WORK TASK — Only lines with the word "JSON" belong in the answer; copy them from the records below.

RECORDS SUPPLIED —
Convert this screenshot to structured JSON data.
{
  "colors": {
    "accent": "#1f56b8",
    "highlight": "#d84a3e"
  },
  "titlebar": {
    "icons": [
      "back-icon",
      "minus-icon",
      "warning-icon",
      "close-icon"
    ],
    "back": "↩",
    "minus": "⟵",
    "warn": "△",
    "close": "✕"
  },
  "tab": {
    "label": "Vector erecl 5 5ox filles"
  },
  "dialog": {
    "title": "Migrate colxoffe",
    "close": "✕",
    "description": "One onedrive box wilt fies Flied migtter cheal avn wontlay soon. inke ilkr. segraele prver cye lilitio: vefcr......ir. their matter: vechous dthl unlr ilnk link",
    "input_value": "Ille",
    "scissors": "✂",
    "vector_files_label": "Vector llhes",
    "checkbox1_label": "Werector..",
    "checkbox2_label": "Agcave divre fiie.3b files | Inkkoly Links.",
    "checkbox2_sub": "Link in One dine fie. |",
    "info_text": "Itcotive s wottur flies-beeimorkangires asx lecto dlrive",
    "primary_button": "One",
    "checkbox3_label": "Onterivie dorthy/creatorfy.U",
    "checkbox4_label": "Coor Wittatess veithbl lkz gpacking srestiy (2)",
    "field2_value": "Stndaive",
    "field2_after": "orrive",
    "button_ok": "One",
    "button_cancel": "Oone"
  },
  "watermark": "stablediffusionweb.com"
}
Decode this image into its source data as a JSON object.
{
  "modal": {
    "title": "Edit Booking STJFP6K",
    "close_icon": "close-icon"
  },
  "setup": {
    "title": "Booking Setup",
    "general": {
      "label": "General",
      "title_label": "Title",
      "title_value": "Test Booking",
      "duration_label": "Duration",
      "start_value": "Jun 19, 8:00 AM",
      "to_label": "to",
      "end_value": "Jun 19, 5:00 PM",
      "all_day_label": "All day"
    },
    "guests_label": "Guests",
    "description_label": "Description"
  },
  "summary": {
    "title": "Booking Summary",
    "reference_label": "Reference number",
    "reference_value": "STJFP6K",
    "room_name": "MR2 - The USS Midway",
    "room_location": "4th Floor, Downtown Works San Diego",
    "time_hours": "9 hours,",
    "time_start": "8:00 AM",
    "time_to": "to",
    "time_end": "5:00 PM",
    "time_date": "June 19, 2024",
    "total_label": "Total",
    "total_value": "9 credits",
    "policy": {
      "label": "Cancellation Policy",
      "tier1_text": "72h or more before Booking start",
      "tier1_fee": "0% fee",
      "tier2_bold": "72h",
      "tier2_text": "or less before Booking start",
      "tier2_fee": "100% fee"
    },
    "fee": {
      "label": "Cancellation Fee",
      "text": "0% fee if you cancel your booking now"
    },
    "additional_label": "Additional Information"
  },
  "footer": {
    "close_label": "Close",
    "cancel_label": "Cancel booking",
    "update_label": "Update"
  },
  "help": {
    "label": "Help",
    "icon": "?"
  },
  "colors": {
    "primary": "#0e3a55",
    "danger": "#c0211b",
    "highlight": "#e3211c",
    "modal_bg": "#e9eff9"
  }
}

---

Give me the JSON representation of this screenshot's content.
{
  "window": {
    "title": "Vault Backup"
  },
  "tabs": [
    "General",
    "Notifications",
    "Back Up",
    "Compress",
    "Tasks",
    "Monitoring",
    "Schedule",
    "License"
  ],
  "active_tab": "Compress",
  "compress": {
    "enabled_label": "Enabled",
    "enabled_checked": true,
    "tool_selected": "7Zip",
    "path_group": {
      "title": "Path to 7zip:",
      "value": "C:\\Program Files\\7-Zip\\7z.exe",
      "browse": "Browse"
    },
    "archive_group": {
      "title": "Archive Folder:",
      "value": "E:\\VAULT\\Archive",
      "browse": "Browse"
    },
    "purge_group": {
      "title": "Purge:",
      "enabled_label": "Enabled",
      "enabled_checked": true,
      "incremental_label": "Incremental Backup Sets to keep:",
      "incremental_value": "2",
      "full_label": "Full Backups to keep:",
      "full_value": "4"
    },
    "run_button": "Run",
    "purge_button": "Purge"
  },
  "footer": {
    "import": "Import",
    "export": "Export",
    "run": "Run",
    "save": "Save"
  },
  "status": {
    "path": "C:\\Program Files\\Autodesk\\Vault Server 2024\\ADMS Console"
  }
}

RESULT OF THIS TASK —
Convert this screenshot to structured JSON data.
Decode this image into its source data as a JSON object.
Give me the JSON representation of this screenshot's content.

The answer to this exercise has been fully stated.